*Prompt*
Scan the entries below for "label" and copy each line that holds it.

◆ ◆ ◆ ◆ ◆

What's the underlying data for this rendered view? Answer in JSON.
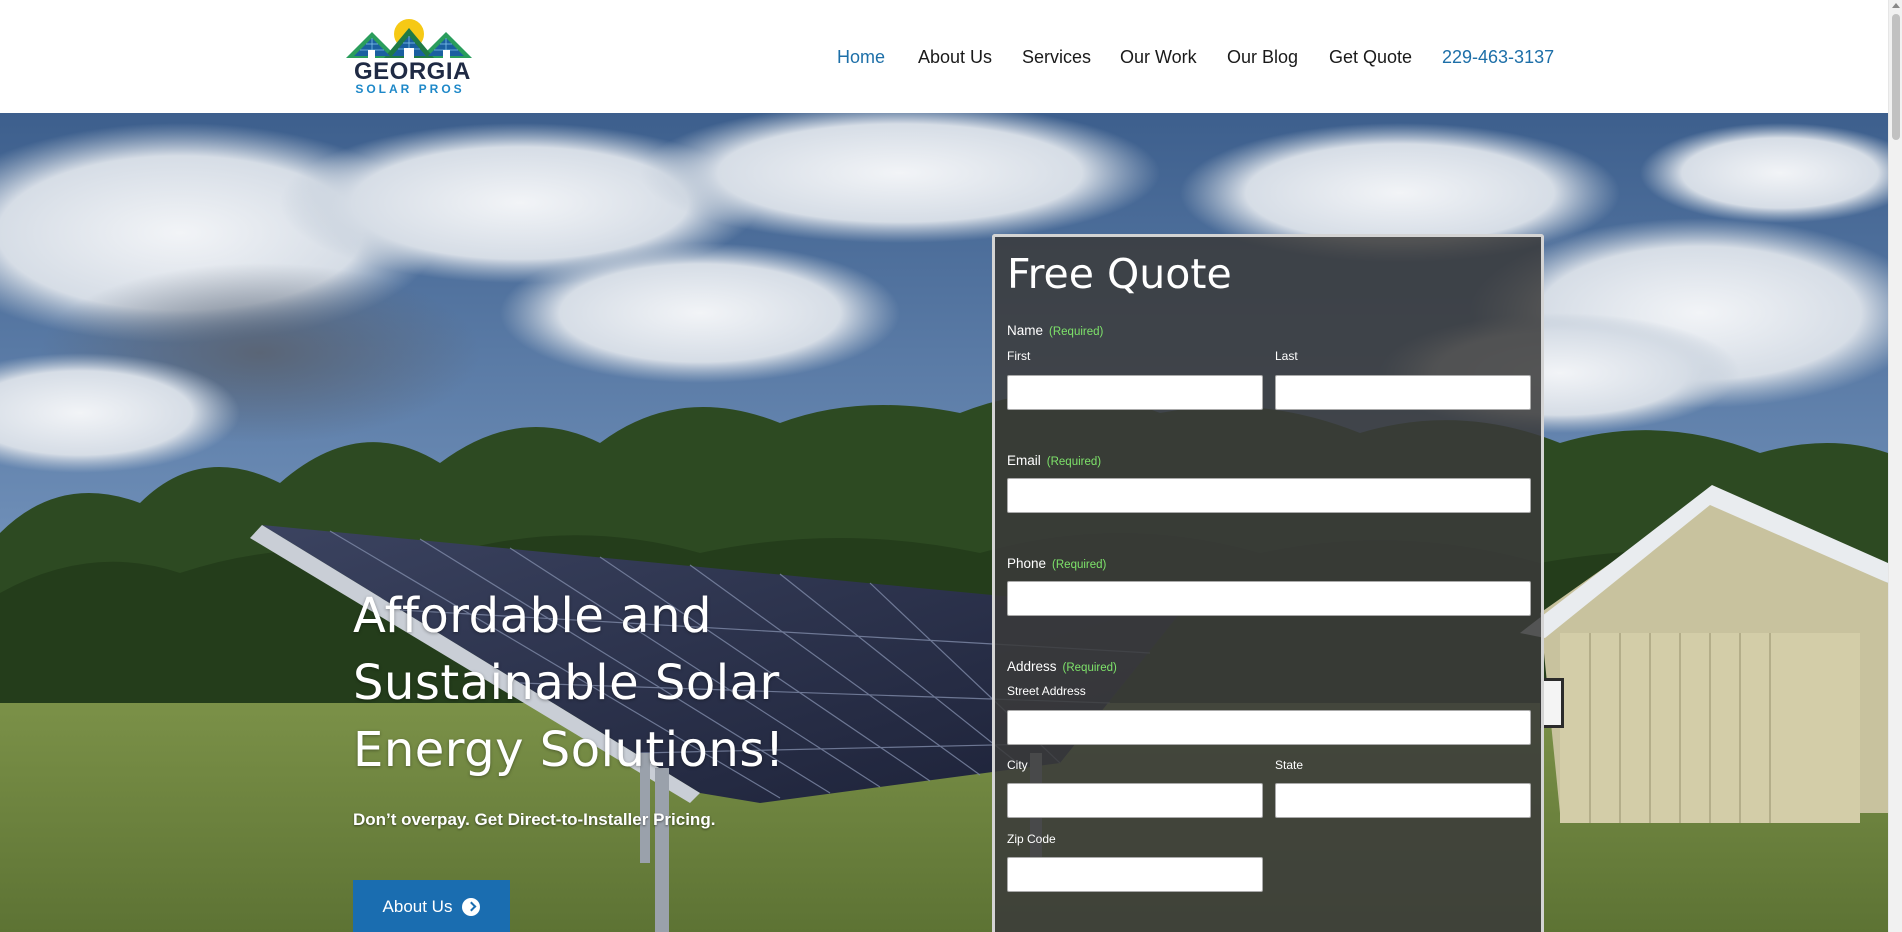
{
  "header": {
    "logo": {
      "main": "GEORGIA",
      "sub": "SOLAR PROS",
      "icon": "house-solar-logo-icon"
    },
    "nav": [
      {
        "label": "Home",
        "active": true
      },
      {
        "label": "About Us"
      },
      {
        "label": "Services"
      },
      {
        "label": "Our Work"
      },
      {
        "label": "Our Blog"
      },
      {
        "label": "Get Quote"
      }
    ],
    "phone": "229-463-3137"
  },
  "hero": {
    "title_lines": [
      "Affordable and",
      "Sustainable Solar",
      "Energy Solutions!"
    ],
    "subtitle": "Don’t overpay. Get Direct-to-Installer Pricing.",
    "button": {
      "label": "About Us",
      "icon": "arrow-right-circle-icon"
    }
  },
  "form": {
    "title": "Free Quote",
    "required_text": "(Required)",
    "name": {
      "label": "Name",
      "first": "First",
      "last": "Last"
    },
    "email": {
      "label": "Email"
    },
    "phone": {
      "label": "Phone"
    },
    "address": {
      "label": "Address",
      "street": "Street Address",
      "city": "City",
      "state": "State",
      "zip": "Zip Code"
    }
  },
  "colors": {
    "accent": "#1d6fa8",
    "button": "#1a6db0",
    "required": "#7ee36a",
    "form_panel": "#3a3a3a"
  }
}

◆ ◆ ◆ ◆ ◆

*Answer*
        "label": "Home",
        "label": "About Us"
        "label": "Services"
        "label": "Our Work"
        "label": "Our Blog"
        "label": "Get Quote"
      "label": "About Us",
      "label": "Name",
      "label": "Email"
      "label": "Phone"
      "label": "Address",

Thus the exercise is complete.